> _Prompt_: Go through the data line by line. Copy each one holding the string "health".

-------------------------

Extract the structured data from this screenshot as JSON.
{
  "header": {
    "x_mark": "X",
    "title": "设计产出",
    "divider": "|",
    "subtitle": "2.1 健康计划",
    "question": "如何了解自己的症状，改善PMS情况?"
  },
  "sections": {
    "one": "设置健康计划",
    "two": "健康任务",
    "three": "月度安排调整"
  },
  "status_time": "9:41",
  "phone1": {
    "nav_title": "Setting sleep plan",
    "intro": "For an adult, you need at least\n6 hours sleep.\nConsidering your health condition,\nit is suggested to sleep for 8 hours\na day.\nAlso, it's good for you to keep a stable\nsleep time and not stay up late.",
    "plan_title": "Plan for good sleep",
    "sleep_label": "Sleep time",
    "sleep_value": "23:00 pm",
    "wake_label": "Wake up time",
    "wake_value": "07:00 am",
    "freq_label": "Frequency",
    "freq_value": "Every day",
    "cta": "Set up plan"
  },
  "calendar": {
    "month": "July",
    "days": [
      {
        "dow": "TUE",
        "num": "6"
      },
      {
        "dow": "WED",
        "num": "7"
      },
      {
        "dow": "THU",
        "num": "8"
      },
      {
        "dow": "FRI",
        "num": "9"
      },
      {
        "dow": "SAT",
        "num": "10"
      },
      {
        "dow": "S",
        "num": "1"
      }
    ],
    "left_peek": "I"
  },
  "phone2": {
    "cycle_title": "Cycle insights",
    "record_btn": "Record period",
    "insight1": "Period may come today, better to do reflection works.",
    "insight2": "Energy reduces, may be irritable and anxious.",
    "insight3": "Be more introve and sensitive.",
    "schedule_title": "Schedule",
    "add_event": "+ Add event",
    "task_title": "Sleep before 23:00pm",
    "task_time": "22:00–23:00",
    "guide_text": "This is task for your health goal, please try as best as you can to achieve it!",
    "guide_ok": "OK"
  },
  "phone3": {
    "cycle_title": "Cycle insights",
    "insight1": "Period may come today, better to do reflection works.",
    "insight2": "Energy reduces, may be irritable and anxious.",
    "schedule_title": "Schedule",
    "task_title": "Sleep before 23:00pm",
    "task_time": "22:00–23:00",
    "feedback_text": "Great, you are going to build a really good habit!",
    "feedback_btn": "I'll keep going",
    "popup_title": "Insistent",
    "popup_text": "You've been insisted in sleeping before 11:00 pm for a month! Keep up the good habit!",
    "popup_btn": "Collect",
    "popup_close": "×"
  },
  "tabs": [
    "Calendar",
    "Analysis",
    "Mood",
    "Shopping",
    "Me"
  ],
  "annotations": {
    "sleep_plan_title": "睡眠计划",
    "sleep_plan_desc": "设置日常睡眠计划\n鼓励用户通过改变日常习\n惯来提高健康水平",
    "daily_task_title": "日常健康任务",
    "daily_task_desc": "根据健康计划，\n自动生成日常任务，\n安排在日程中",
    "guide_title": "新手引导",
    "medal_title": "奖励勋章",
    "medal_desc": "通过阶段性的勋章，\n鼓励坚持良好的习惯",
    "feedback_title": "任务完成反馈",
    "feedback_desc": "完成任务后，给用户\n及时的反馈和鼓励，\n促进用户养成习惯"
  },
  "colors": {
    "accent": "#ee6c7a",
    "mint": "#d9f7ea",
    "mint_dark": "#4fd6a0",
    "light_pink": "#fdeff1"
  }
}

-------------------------

> _The completed task_:
    "intro": "For an adult, you need at least\n6 hours sleep.\nConsidering your health condition,\nit is suggested to sleep for 8 hours\na day.\nAlso, it's good for you to keep a stable\nsleep time and not stay up late.",
    "guide_text": "This is task for your health goal, please try as best as you can to achieve it!",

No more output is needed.